The other day, at our local fresh fruit and veggie stand, I noticed that
a young woman working there was requesting tips for her “college fund.”
I put $5 in the jar that she had and asked her where she was studying.
Her mom, who runs the stand, said wearily, “I’m not so sure college is
the right idea anymore. A college degree doesn’t necessarily mean a job
when you have so much debt.” John Zogby, the noted pollster, calls such
people CEWCGJ: College Educated Who Cannot Get Jobs.
That experience was a wake-up call: a hardworking mom with few dreams for her daughter’s future. Consider this statistic: About 1.5 million, or 53.6 percent, of bachelor’s degree-holders under the age of 25 last year were jobless or underemployed, the highest share in at least 11 years.
Since when did America become a land of no opportunity? Nobel Laureate Joseph Stiglitz recently declared that “the U.S. worked hard to create the American dream of opportunity. But today, that dream is a myth.” Like many others, he focuses on the growing concentration of income in America. While I worry about it, too, I also fear that we’ve become obsessed with income inequality, to the point that our leadership beats up on hardworking people who chase their dreams and become successful as a result.
It has become too common to think that anyone who makes a lot of money must be greedy. In fact, some of the biggest philanthropists are some of the biggest business titans: Think Bill Gates and Warren Buffett. Indeed, the wealthy have played an indispensable role in making America into what it is today: Think Andrew Carnegie, Henry Ford, John Rockefeller.
Rather than demonizing them and their success, we should be encouraging innovation and getting out of the way of entrepreneurs.
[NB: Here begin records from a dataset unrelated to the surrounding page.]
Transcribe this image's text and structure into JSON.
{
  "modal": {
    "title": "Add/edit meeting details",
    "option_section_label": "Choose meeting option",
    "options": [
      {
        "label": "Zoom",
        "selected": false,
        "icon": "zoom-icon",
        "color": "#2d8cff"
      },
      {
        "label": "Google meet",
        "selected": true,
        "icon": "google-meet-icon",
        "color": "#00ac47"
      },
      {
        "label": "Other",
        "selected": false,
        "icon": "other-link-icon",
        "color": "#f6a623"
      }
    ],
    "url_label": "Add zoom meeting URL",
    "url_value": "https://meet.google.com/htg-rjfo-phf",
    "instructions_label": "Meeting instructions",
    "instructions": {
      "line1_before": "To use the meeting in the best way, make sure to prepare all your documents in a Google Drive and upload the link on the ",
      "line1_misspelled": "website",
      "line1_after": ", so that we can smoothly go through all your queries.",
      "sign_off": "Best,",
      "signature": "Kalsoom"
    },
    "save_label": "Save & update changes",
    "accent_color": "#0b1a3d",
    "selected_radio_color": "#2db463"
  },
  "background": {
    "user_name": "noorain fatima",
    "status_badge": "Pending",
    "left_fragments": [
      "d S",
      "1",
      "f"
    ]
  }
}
It’s thanks to the private sector that we’ve been able to tap huge reserves of tight oil and shale gas, discoveries that many people think will lead to American energy independence. It’s also thanks to the private sector that we’re tapping the potential of nanotechnology, big data, three-dimensional printing and online education, among other things, all of which could reap huge economic dividends down the road.
Stoking class warfare might be good election-year politics, but it isn’t the way to restore the American Dream. If it were, unemployment wouldn’t be stuck at 8.2 percent, and young women like the one I met would be on their feet and hopeful for the future.